-------- SOURCE RECORDS --------
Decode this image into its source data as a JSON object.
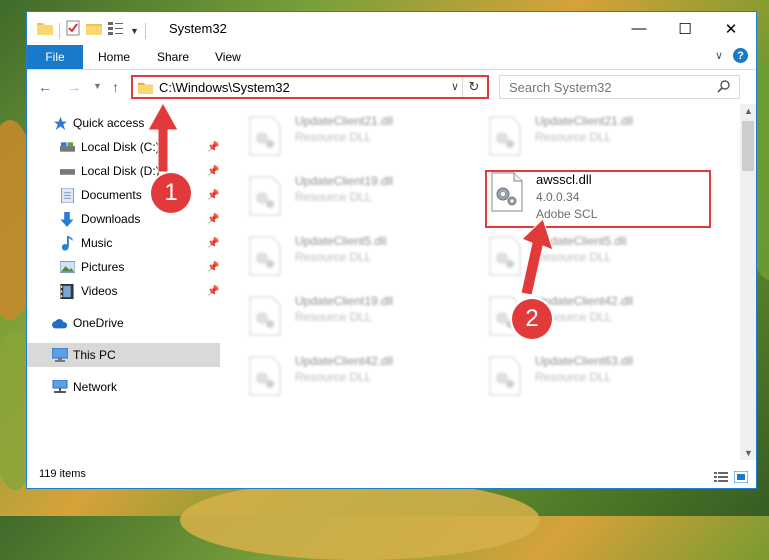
{
  "window": {
    "title": "System32",
    "controls": {
      "minimize": "—",
      "maximize": "☐",
      "close": "✕"
    }
  },
  "ribbon": {
    "tabs": [
      "File",
      "Home",
      "Share",
      "View"
    ],
    "collapse_glyph": "∨",
    "help_glyph": "?"
  },
  "address_bar": {
    "path": "C:\\Windows\\System32",
    "dropdown_glyph": "∨",
    "refresh_glyph": "↻"
  },
  "search": {
    "placeholder": "Search System32"
  },
  "sidebar": {
    "items": [
      {
        "label": "Quick access",
        "icon": "star-icon"
      },
      {
        "label": "Local Disk (C:)",
        "icon": "drive-icon",
        "pinned": true
      },
      {
        "label": "Local Disk (D:)",
        "icon": "drive-icon",
        "pinned": true
      },
      {
        "label": "Documents",
        "icon": "documents-icon",
        "pinned": true
      },
      {
        "label": "Downloads",
        "icon": "download-icon",
        "pinned": true
      },
      {
        "label": "Music",
        "icon": "music-icon",
        "pinned": true
      },
      {
        "label": "Pictures",
        "icon": "pictures-icon",
        "pinned": true
      },
      {
        "label": "Videos",
        "icon": "videos-icon",
        "pinned": true
      },
      {
        "label": "OneDrive",
        "icon": "cloud-icon"
      },
      {
        "label": "This PC",
        "icon": "computer-icon",
        "selected": true
      },
      {
        "label": "Network",
        "icon": "network-icon"
      }
    ],
    "pin_glyph": "📌"
  },
  "files": [
    {
      "name": "UpdateClient21.dll",
      "type": "Resource DLL"
    },
    {
      "name": "UpdateClient21.dll",
      "type": "Resource DLL"
    },
    {
      "name": "UpdateClient19.dll",
      "type": "Resource DLL"
    },
    {
      "name": "awsscl.dll",
      "version": "4.0.0.34",
      "type": "Adobe SCL",
      "highlighted": true
    },
    {
      "name": "UpdateClient5.dll",
      "type": "Resource DLL"
    },
    {
      "name": "UpdateClient5.dll",
      "type": "Resource DLL"
    },
    {
      "name": "UpdateClient19.dll",
      "type": "Resource DLL"
    },
    {
      "name": "UpdateClient42.dll",
      "type": "Resource DLL"
    },
    {
      "name": "UpdateClient42.dll",
      "type": "Resource DLL"
    },
    {
      "name": "UpdateClient63.dll",
      "type": "Resource DLL"
    }
  ],
  "status": {
    "item_count": "119 items"
  },
  "annotations": {
    "step1": "1",
    "step2": "2"
  },
  "colors": {
    "accent": "#1979ca",
    "annotation": "#e23a3a",
    "selection": "#d9d9d9"
  }
}
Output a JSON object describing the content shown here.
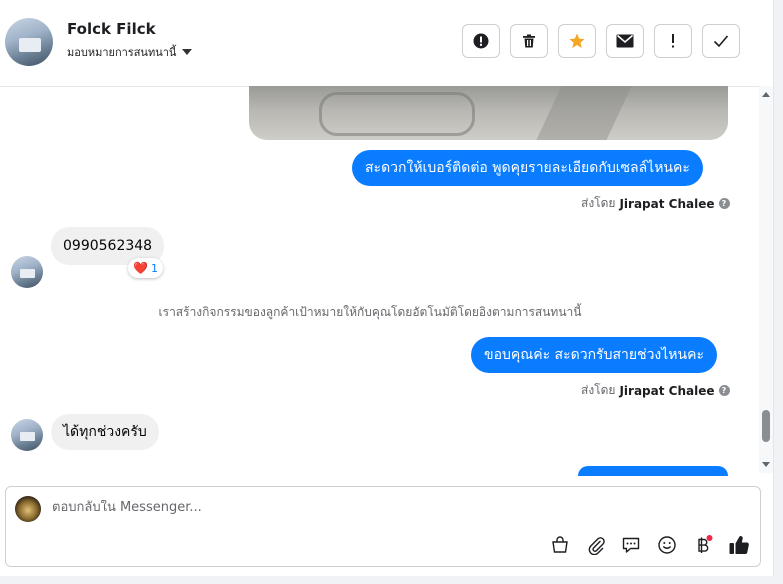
{
  "header": {
    "contact_name": "Folck Filck",
    "assign_label": "มอบหมายการสนทนานี้"
  },
  "messages": {
    "out1_text": "สะดวกให้เบอร์ติดต่อ พูดคุยรายละเอียดกับเซลล์ไหนคะ",
    "sent_by_prefix": "ส่งโดย",
    "sent_by_name": "Jirapat Chalee",
    "in1_text": "0990562348",
    "reaction_emoji": "❤️",
    "reaction_count": "1",
    "system_note": "เราสร้างกิจกรรมของลูกค้าเป้าหมายให้กับคุณโดยอัตโนมัติโดยอิงตามการสนทนานี้",
    "out2_text": "ขอบคุณค่ะ สะดวกรับสายช่วงไหนคะ",
    "in2_text": "ได้ทุกช่วงครับ"
  },
  "composer": {
    "placeholder": "ตอบกลับใน Messenger..."
  },
  "colors": {
    "accent": "#0a7cff",
    "star": "#f5a623",
    "notification_dot": "#f02849"
  }
}
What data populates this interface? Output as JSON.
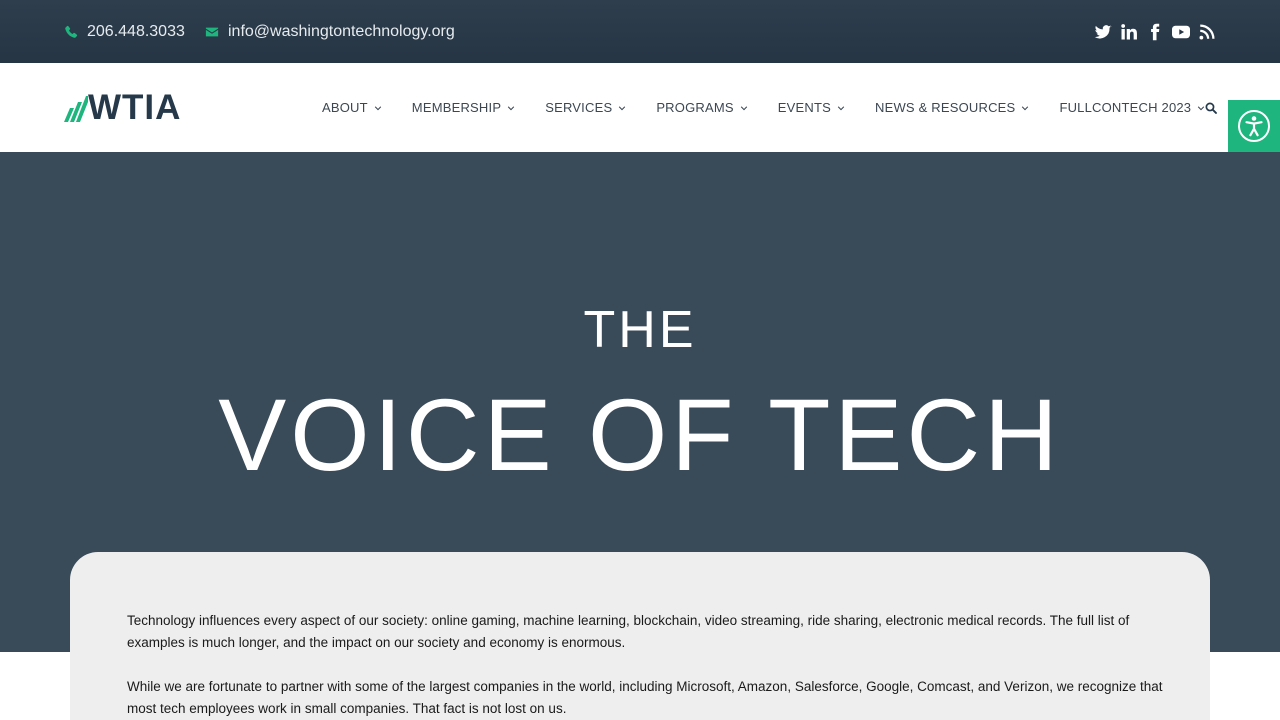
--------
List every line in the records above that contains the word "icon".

§ **OUTPUT FOR THIS EXERCISE**
        "icon": "star-icon"
        "icon": "drive-icon",
        "icon": "drive-icon",
        "icon": "documents-icon",
        "icon": "download-icon",
        "icon": "music-icon",
        "icon": "pictures-icon",
        "icon": "videos-icon",
        "icon": "cloud-icon"
        "icon": "computer-icon",
        "icon": "network-icon"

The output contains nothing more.